Depression is one of the most common mental illnesses in the world. Despite affecting millions of people, it can also make them feel entirely alone and without support. In the midst of depression, it’s tempting to isolate yourself. Maybe you feel like it’s too hard to keep up a front around your family and friends, or you’re too afraid to have them see what you’re really going through. Ignore the voice in your head that tells you that your depression is a personal problem. Your mental health matters, and getting active support from others is one of the most powerful ways to remind yourself of the value in your life and the promise of a better future.
According to Mind, your family can play an important role in supporting your recovery from depression. By simply talking to family, having them listen or being open about your depression can make a difference. Whether it’s your parents, siblings, partner, or even a beloved aunt or uncle, relying on the people closest to you can help make depression easier to bear. Family can pitch in and help you take care of the little things that always fall to the wayside on bad days, and you’ll be able to open up about how you feel to people who love you. It’s understandable if you don’t have a close family and naturally want to resist sharing the details of your mental health with them.
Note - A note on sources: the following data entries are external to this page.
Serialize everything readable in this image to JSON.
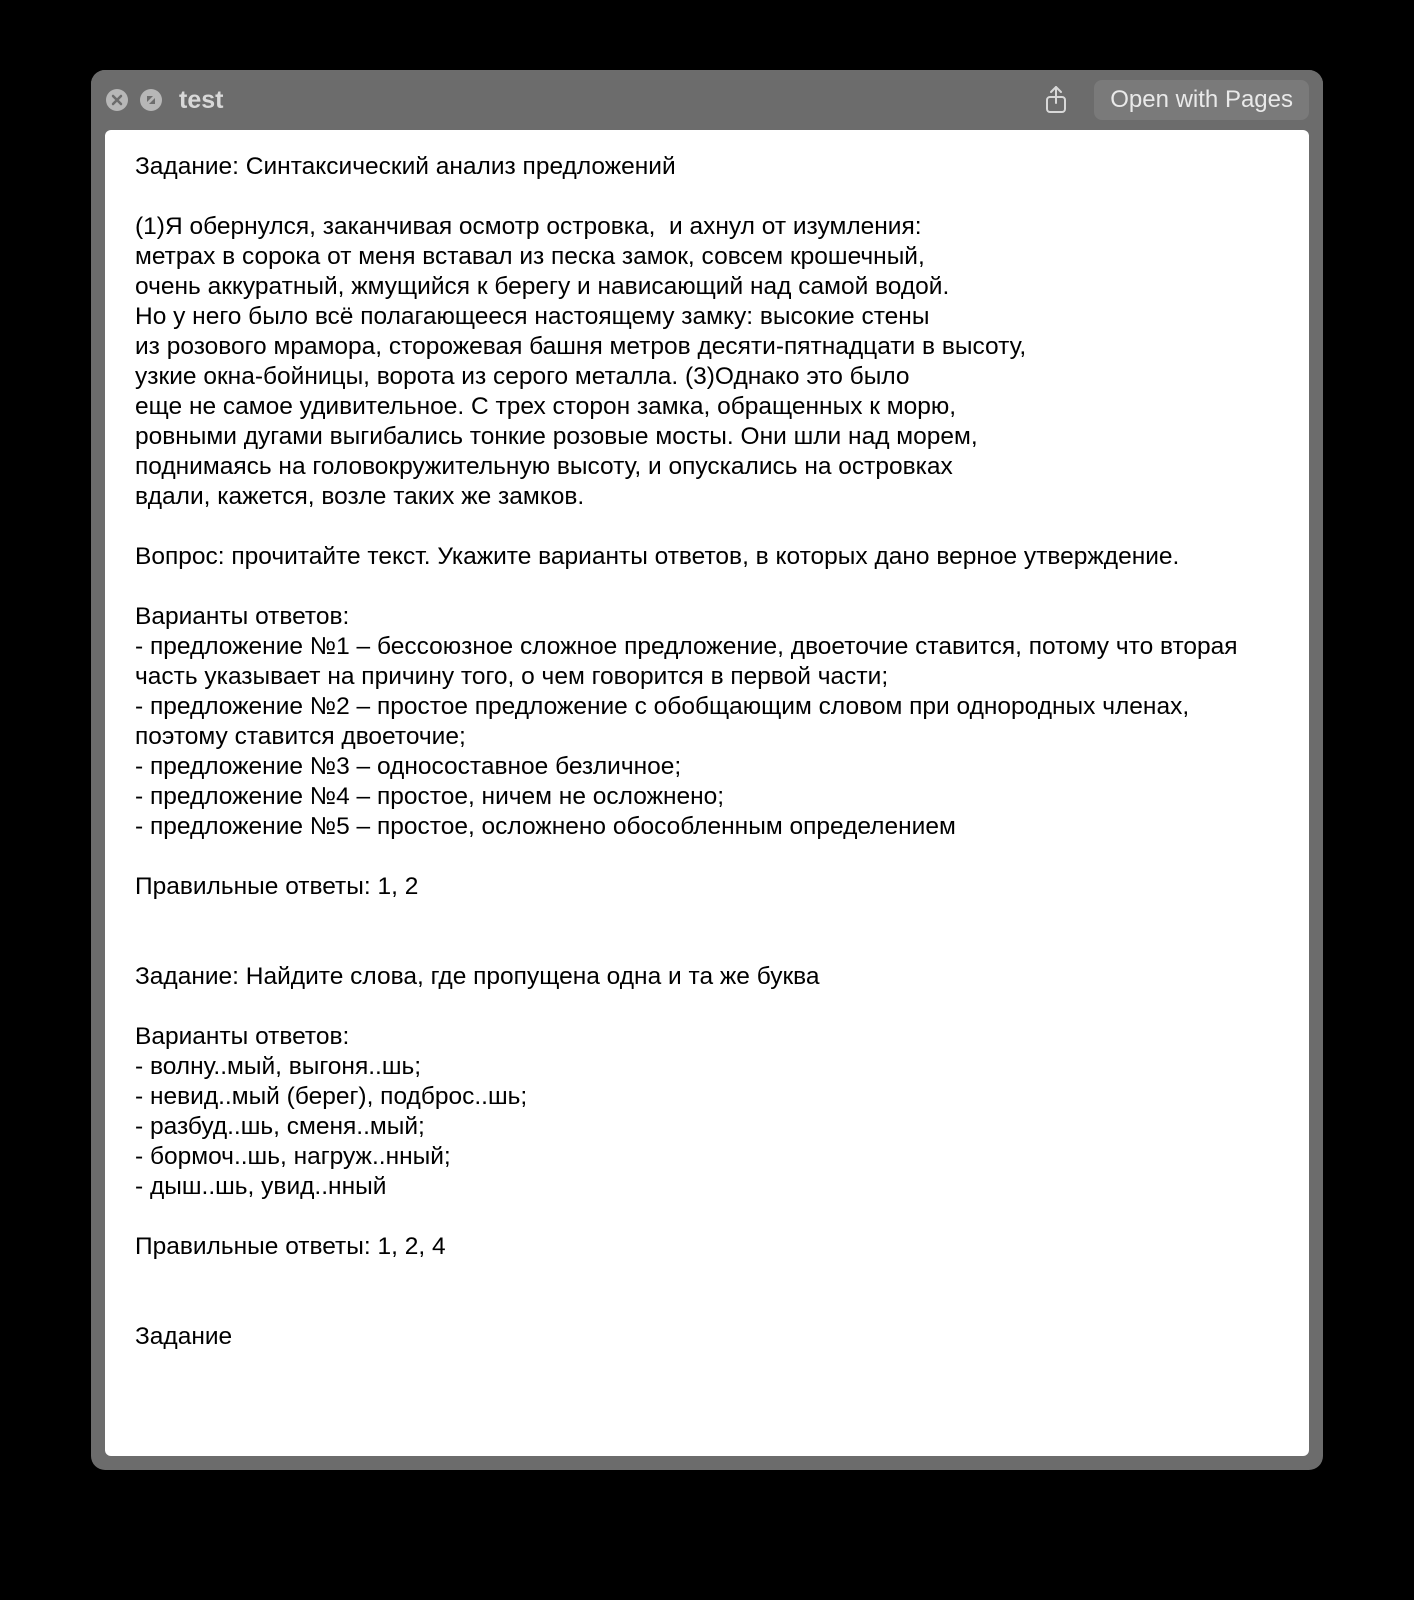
{
  "window": {
    "title": "test",
    "open_button": "Open with Pages"
  },
  "doc": {
    "task1_title": "Задание: Синтаксический анализ предложений",
    "task1_text": "(1)Я обернулся, заканчивая осмотр островка,  и ахнул от изумления:\nметрах в сорока от меня вставал из песка замок, совсем крошечный,\nочень аккуратный, жмущийся к берегу и нависающий над самой водой.\nНо у него было всё полагающееся настоящему замку: высокие стены\nиз розового мрамора, сторожевая башня метров десяти-пятнадцати в высоту,\nузкие окна-бойницы, ворота из серого металла. (3)Однако это было\nеще не самое удивительное. С трех сторон замка, обращенных к морю,\nровными дугами выгибались тонкие розовые мосты. Они шли над морем,\nподнимаясь на головокружительную высоту, и опускались на островках\nвдали, кажется, возле таких же замков.",
    "task1_question": "Вопрос: прочитайте текст. Укажите варианты ответов, в которых дано верное утверждение.",
    "task1_options_header": "Варианты ответов:",
    "task1_options": "- предложение №1 – бессоюзное сложное предложение, двоеточие ставится, потому что вторая часть указывает на причину того, о чем говорится в первой части;\n- предложение №2 – простое предложение с обобщающим словом при однородных членах, поэтому ставится двоеточие;\n- предложение №3 – односоставное безличное;\n- предложение №4 – простое, ничем не осложнено;\n- предложение №5 – простое, осложнено обособленным определением",
    "task1_answers": "Правильные ответы: 1, 2",
    "task2_title": "Задание: Найдите слова, где пропущена одна и та же буква",
    "task2_options_header": "Варианты ответов:",
    "task2_options": "- волну..мый, выгоня..шь;\n- невид..мый (берег), подброс..шь;\n- разбуд..шь, сменя..мый;\n- бормоч..шь, нагруж..нный;\n- дыш..шь, увид..нный",
    "task2_answers": "Правильные ответы: 1, 2, 4",
    "task3_title": "Задание"
  }
}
Share resources when you can, and help your family understand your condition so they can offer better support.
Individual counseling can be life-saving for people with depression. According to Aurora Santa Rosa, 94 percent of Americans believe that suicide can be prevented, but most feel that they lack the skills to help. Mindfulness-Based Cognitive Therapy (MBCT) is one of the leading types of depression therapy that focuses on living in the moment and learning skills that will help you cope with dark emotions without feeling overwhelmed by them. There are also more intensive depression programs through outpatient hospital support, which you may want to explore if you feel suicidal or struggle with self-harm.
Support groups are a great strategy for helping you deal with your depression. These can range from in person meetings or through online support groups, like those listed on the ADAA’s website. Attending sessions can give you a safe space to talk about how you’re feeling, learn helpful coping strategies and gain a better understanding of how different types of depression affect people.
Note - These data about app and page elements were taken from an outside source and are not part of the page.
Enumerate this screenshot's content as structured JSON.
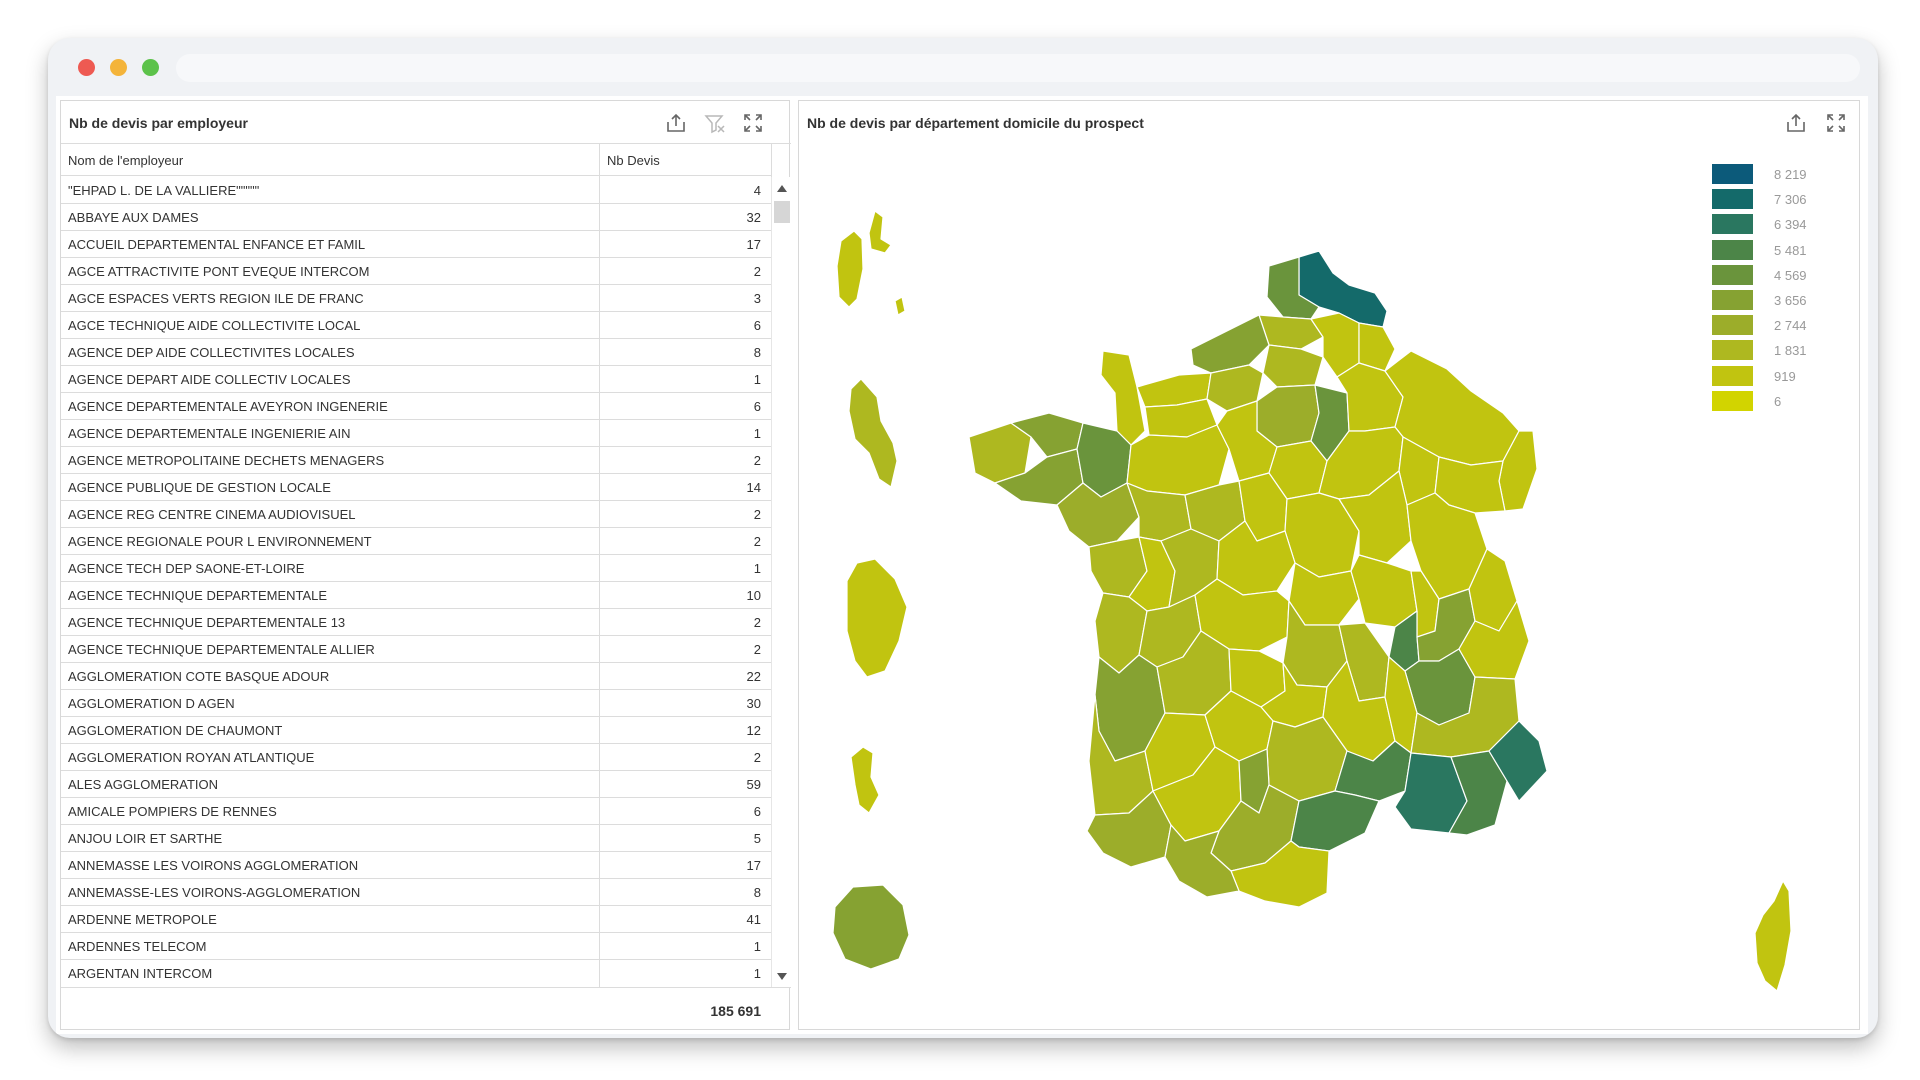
{
  "left_panel": {
    "title": "Nb de devis par employeur",
    "col_name": "Nom de l'employeur",
    "col_value": "Nb Devis",
    "rows": [
      {
        "name": "\"EHPAD L. DE LA VALLIERE\"\"\"\"\"",
        "value": "4"
      },
      {
        "name": "ABBAYE AUX DAMES",
        "value": "32"
      },
      {
        "name": "ACCUEIL DEPARTEMENTAL ENFANCE ET FAMIL",
        "value": "17"
      },
      {
        "name": "AGCE ATTRACTIVITE PONT EVEQUE INTERCOM",
        "value": "2"
      },
      {
        "name": "AGCE ESPACES VERTS REGION ILE DE FRANC",
        "value": "3"
      },
      {
        "name": "AGCE TECHNIQUE AIDE COLLECTIVITE LOCAL",
        "value": "6"
      },
      {
        "name": "AGENCE DEP AIDE COLLECTIVITES LOCALES",
        "value": "8"
      },
      {
        "name": "AGENCE DEPART AIDE COLLECTIV LOCALES",
        "value": "1"
      },
      {
        "name": "AGENCE DEPARTEMENTALE AVEYRON INGENERIE",
        "value": "6"
      },
      {
        "name": "AGENCE DEPARTEMENTALE INGENIERIE AIN",
        "value": "1"
      },
      {
        "name": "AGENCE METROPOLITAINE DECHETS MENAGERS",
        "value": "2"
      },
      {
        "name": "AGENCE PUBLIQUE DE GESTION LOCALE",
        "value": "14"
      },
      {
        "name": "AGENCE REG CENTRE CINEMA AUDIOVISUEL",
        "value": "2"
      },
      {
        "name": "AGENCE REGIONALE POUR L ENVIRONNEMENT",
        "value": "2"
      },
      {
        "name": "AGENCE TECH DEP SAONE-ET-LOIRE",
        "value": "1"
      },
      {
        "name": "AGENCE TECHNIQUE DEPARTEMENTALE",
        "value": "10"
      },
      {
        "name": "AGENCE TECHNIQUE DEPARTEMENTALE 13",
        "value": "2"
      },
      {
        "name": "AGENCE TECHNIQUE DEPARTEMENTALE ALLIER",
        "value": "2"
      },
      {
        "name": "AGGLOMERATION COTE BASQUE ADOUR",
        "value": "22"
      },
      {
        "name": "AGGLOMERATION D AGEN",
        "value": "30"
      },
      {
        "name": "AGGLOMERATION DE CHAUMONT",
        "value": "12"
      },
      {
        "name": "AGGLOMERATION ROYAN ATLANTIQUE",
        "value": "2"
      },
      {
        "name": "ALES AGGLOMERATION",
        "value": "59"
      },
      {
        "name": "AMICALE POMPIERS DE RENNES",
        "value": "6"
      },
      {
        "name": "ANJOU LOIR ET SARTHE",
        "value": "5"
      },
      {
        "name": "ANNEMASSE LES VOIRONS AGGLOMERATION",
        "value": "17"
      },
      {
        "name": "ANNEMASSE-LES VOIRONS-AGGLOMERATION",
        "value": "8"
      },
      {
        "name": "ARDENNE METROPOLE",
        "value": "41"
      },
      {
        "name": "ARDENNES TELECOM",
        "value": "1"
      },
      {
        "name": "ARGENTAN INTERCOM",
        "value": "1"
      }
    ],
    "total": "185 691",
    "icons": [
      "export-icon",
      "clear-filter-icon",
      "fullscreen-icon"
    ]
  },
  "right_panel": {
    "title": "Nb de devis par département domicile du prospect",
    "icons": [
      "export-icon",
      "fullscreen-icon"
    ],
    "legend": [
      {
        "label": "8 219",
        "color": "#0c5a7a"
      },
      {
        "label": "7 306",
        "color": "#146a6a"
      },
      {
        "label": "6 394",
        "color": "#2a7760"
      },
      {
        "label": "5 481",
        "color": "#4c8548"
      },
      {
        "label": "4 569",
        "color": "#6a943c"
      },
      {
        "label": "3 656",
        "color": "#86a232"
      },
      {
        "label": "2 744",
        "color": "#9cad2a"
      },
      {
        "label": "1 831",
        "color": "#aeb820"
      },
      {
        "label": "919",
        "color": "#c1c410"
      },
      {
        "label": "6",
        "color": "#d2d400"
      }
    ]
  }
}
Remember that depression is a convincing liar; no matter how lost you may feel, you are not alone. These three supportive options can help you through your recovery process.
If you found this article helpful, check out this other article: How Depression Affects Our Lives and What We Can Do to Stop It